*** Given records Section Begins ***

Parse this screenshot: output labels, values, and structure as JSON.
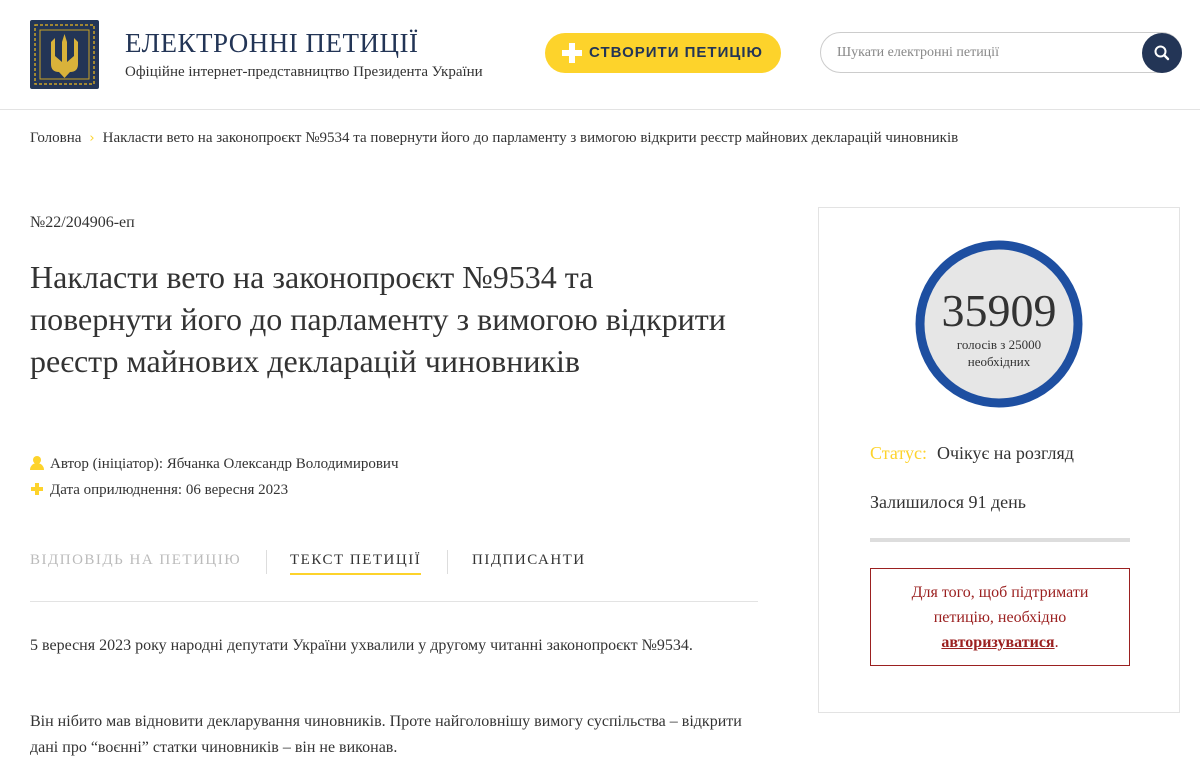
{
  "header": {
    "site_title": "ЕЛЕКТРОННІ ПЕТИЦІЇ",
    "site_subtitle": "Офіційне інтернет-представництво Президента України",
    "create_button": "СТВОРИТИ ПЕТИЦІЮ",
    "search_placeholder": "Шукати електронні петиції",
    "logo_icon": "trident-emblem-icon",
    "colors": {
      "brand": "#233556",
      "accent": "#fdd32b",
      "alert": "#9b2020"
    }
  },
  "breadcrumb": {
    "home": "Головна",
    "separator": "›",
    "current": "Накласти вето на законопроєкт №9534 та повернути його до парламенту з вимогою відкрити реєстр майнових декларацій чиновників"
  },
  "petition": {
    "number": "№22/204906-еп",
    "title": "Накласти вето на законопроєкт №9534 та повернути його до парламенту з вимогою відкрити реєстр майнових декларацій чиновників",
    "author": "Автор (ініціатор): Ябчанка Олександр Володимирович",
    "published": "Дата оприлюднення: 06 вересня 2023"
  },
  "tabs": [
    {
      "label": "ВІДПОВІДЬ НА ПЕТИЦІЮ",
      "state": "disabled"
    },
    {
      "label": "ТЕКСТ ПЕТИЦІЇ",
      "state": "active"
    },
    {
      "label": "ПІДПИСАНТИ",
      "state": "normal"
    }
  ],
  "body": {
    "paragraph1": "5 вересня 2023 року народні депутати України ухвалили у другому читанні законопроєкт №9534.",
    "paragraph2": "Він нібито мав відновити декларування чиновників. Проте найголовнішу вимогу суспільства – відкрити дані про “воєнні” статки чиновників – він не виконав."
  },
  "sidebar": {
    "votes": "35909",
    "votes_caption_line1": "голосів з 25000",
    "votes_caption_line2": "необхідних",
    "status_label": "Статус:",
    "status_value": "Очікує на розгляд",
    "remaining": "Залишилося 91 день",
    "auth_text_before": "Для того, щоб підтримати петицію, необхідно",
    "auth_link": "авторизуватися",
    "auth_text_after": "."
  }
}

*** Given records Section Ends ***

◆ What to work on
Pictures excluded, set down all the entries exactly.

◆ Written solution
Parse this screenshot: output labels, values, and structure as JSON.
{
  "header": {
    "site_title": "ЕЛЕКТРОННІ ПЕТИЦІЇ",
    "site_subtitle": "Офіційне інтернет-представництво Президента України",
    "create_button": "СТВОРИТИ ПЕТИЦІЮ",
    "search_placeholder": "Шукати електронні петиції",
    "logo_icon": "trident-emblem-icon",
    "colors": {
      "brand": "#233556",
      "accent": "#fdd32b",
      "alert": "#9b2020"
    }
  },
  "breadcrumb": {
    "home": "Головна",
    "separator": "›",
    "current": "Накласти вето на законопроєкт №9534 та повернути його до парламенту з вимогою відкрити реєстр майнових декларацій чиновників"
  },
  "petition": {
    "number": "№22/204906-еп",
    "title": "Накласти вето на законопроєкт №9534 та повернути його до парламенту з вимогою відкрити реєстр майнових декларацій чиновників",
    "author": "Автор (ініціатор): Ябчанка Олександр Володимирович",
    "published": "Дата оприлюднення: 06 вересня 2023"
  },
  "tabs": [
    {
      "label": "ВІДПОВІДЬ НА ПЕТИЦІЮ",
      "state": "disabled"
    },
    {
      "label": "ТЕКСТ ПЕТИЦІЇ",
      "state": "active"
    },
    {
      "label": "ПІДПИСАНТИ",
      "state": "normal"
    }
  ],
  "body": {
    "paragraph1": "5 вересня 2023 року народні депутати України ухвалили у другому читанні законопроєкт №9534.",
    "paragraph2": "Він нібито мав відновити декларування чиновників. Проте найголовнішу вимогу суспільства – відкрити дані про “воєнні” статки чиновників – він не виконав."
  },
  "sidebar": {
    "votes": "35909",
    "votes_caption_line1": "голосів з 25000",
    "votes_caption_line2": "необхідних",
    "status_label": "Статус:",
    "status_value": "Очікує на розгляд",
    "remaining": "Залишилося 91 день",
    "auth_text_before": "Для того, щоб підтримати петицію, необхідно",
    "auth_link": "авторизуватися",
    "auth_text_after": "."
  }
}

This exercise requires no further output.